(Reuters) - Inter-dealer broker TP ICAP (TCAPI.L) has achieved record-breaking volumes over the past fortnight’s stock market sell-off and intense activity in the hours after this weekend’s crash in oil prices.
The London-based company, a combination of brokers Tullett Prebon and ICAP, acts as a go-between for banks and big investment houses in daily trading and tends to benefit from market volatility.
Markets’ main gauges of volatility soared on Monday after the breakdown of talks over supply curbs by the Organization of the Petroleum Exporting Countries (OPEC) and allies including Russia drove a 30% drop in crude prices and triggered some of the biggest stock market losses since the 2008 financial crisis.
Huge volatility in oil and equities on factors including the global coronavirus outbreak, have led to very strong trading, TP-ICAP Chief Executive Nicolas Breteau told Reuters.
“We had reached record volumes, with clients hedging, rebalancing their portfolios ... a lot of intense activity,” he said.
Markets so far this year have been the most volatile since the sub-prime crisis, with Wall Street’s so-called fear gauge - the CBOE volatility index - reaching its highest since 2008.
The spread of the coronavirus outbreak in China to dozens of countries has shattered global growth prospects and Wall Street’s 11-year bull run.
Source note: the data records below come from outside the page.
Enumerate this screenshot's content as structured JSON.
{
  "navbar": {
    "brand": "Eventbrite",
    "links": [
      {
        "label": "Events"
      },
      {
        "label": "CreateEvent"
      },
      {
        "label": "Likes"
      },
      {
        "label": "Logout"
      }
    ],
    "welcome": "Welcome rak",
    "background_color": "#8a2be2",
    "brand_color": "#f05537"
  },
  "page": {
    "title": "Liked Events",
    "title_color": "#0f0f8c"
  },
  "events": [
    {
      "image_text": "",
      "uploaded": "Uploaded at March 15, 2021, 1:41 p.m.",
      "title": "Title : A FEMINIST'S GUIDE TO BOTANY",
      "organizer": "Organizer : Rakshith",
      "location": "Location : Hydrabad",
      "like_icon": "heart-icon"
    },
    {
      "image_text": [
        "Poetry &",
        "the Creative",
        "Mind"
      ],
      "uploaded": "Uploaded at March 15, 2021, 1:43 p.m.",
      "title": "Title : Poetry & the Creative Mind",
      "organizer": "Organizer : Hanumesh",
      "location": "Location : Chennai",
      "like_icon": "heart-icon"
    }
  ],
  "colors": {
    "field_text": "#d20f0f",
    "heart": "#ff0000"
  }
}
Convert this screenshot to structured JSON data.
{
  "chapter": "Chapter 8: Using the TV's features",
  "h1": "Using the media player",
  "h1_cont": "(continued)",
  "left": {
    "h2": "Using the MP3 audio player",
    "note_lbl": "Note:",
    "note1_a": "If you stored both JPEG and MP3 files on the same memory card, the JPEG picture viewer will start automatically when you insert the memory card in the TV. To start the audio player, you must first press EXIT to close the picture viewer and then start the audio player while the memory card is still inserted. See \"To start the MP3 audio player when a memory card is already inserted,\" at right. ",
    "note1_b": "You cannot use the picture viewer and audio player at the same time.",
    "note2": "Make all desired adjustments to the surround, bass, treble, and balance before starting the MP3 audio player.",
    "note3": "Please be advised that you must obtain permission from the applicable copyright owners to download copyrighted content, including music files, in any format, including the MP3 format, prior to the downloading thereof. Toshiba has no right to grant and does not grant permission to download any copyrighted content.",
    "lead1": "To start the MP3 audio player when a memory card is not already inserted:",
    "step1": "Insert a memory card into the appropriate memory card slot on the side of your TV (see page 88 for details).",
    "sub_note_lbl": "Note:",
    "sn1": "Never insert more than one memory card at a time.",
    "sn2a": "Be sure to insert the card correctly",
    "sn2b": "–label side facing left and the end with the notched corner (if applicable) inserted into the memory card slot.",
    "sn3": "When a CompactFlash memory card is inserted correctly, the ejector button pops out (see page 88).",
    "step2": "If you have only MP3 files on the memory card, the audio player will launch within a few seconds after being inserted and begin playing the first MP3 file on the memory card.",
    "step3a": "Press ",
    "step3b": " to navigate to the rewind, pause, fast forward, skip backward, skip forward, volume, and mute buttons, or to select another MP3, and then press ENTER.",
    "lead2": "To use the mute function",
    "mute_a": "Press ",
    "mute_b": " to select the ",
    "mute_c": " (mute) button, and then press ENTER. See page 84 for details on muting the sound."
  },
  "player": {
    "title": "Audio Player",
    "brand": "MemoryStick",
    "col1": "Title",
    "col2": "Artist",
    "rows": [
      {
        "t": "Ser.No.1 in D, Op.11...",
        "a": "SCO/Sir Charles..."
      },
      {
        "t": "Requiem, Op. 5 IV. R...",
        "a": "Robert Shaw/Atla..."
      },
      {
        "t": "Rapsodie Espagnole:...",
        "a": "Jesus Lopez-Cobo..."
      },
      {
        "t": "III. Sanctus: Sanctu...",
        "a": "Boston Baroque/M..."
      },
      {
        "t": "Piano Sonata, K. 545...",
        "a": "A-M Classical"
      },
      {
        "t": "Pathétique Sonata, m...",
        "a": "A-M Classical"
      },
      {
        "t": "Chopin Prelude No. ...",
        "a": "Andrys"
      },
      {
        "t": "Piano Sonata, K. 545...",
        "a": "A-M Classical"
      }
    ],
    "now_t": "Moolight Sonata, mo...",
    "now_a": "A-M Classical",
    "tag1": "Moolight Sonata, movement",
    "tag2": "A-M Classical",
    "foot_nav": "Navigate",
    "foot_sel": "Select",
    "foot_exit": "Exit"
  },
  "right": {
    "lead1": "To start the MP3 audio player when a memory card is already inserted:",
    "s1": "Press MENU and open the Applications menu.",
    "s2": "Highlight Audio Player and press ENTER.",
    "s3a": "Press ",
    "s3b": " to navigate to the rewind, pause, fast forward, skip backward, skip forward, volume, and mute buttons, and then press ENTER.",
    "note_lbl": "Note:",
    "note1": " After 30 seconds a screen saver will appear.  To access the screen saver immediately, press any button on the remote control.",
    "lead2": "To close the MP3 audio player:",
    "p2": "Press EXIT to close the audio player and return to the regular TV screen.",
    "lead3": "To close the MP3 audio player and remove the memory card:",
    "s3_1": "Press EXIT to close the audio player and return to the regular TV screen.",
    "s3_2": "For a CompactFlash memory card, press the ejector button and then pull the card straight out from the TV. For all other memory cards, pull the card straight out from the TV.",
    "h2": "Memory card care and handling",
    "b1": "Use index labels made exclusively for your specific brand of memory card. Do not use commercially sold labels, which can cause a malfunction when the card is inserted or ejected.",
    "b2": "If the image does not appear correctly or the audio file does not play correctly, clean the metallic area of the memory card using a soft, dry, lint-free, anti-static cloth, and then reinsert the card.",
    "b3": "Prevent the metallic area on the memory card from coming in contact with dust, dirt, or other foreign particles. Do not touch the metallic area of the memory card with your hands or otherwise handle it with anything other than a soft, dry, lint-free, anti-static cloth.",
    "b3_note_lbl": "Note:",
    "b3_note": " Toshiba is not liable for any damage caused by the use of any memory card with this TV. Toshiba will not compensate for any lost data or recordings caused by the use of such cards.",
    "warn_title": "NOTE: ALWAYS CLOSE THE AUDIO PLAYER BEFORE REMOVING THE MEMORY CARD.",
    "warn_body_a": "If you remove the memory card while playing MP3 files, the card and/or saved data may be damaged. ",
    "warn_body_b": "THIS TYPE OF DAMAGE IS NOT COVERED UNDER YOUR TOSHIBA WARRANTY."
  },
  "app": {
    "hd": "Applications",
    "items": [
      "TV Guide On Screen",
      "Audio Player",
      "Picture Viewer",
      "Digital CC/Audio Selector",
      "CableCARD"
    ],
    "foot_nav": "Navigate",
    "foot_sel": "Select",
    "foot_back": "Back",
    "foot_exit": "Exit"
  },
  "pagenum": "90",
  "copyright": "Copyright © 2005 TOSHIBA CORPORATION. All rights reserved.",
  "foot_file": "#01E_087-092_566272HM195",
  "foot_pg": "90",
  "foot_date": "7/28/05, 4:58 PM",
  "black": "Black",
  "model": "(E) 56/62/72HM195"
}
Monday’s slide in crude oil prices, meanwhile, was the biggest daily decline since the 1991 Gulf War.
Inter-dealer brokers’ returns depend on both the number and size of transactions, meaning that they benefit from market volatility, which tends to encourage increased trading.
The company posted full-year pretax profit of 93 million pounds on Tuesday, up from 2018’s 62 million pounds a year, buoyed by growth in its energy and commodities business.
It has now completed a three-year integration of the ICAP business after the merger of the two brokers in 2016, it said, generating 80 million pounds in savings.
Overall annual revenue grew 4% to 1.83 billion pounds.
Breteau said that TP ICAP is targeting low single-digit revenue growth for its global broking business and double-digit growth for oil and commodities in the current year.
“The overall macroeconomic backdrop remains uncertain, driven largely by COVID-19, global growth and ongoing Brexit negotiations,” he said.
“While this environment impacts our clients’ activity, the resulting volatility also creates market opportunities that gives us confidence for the future.”
Reporting by Muvija M and Chris Thomas in Bengaluru; Editing by Shailesh Kuber and David Goodman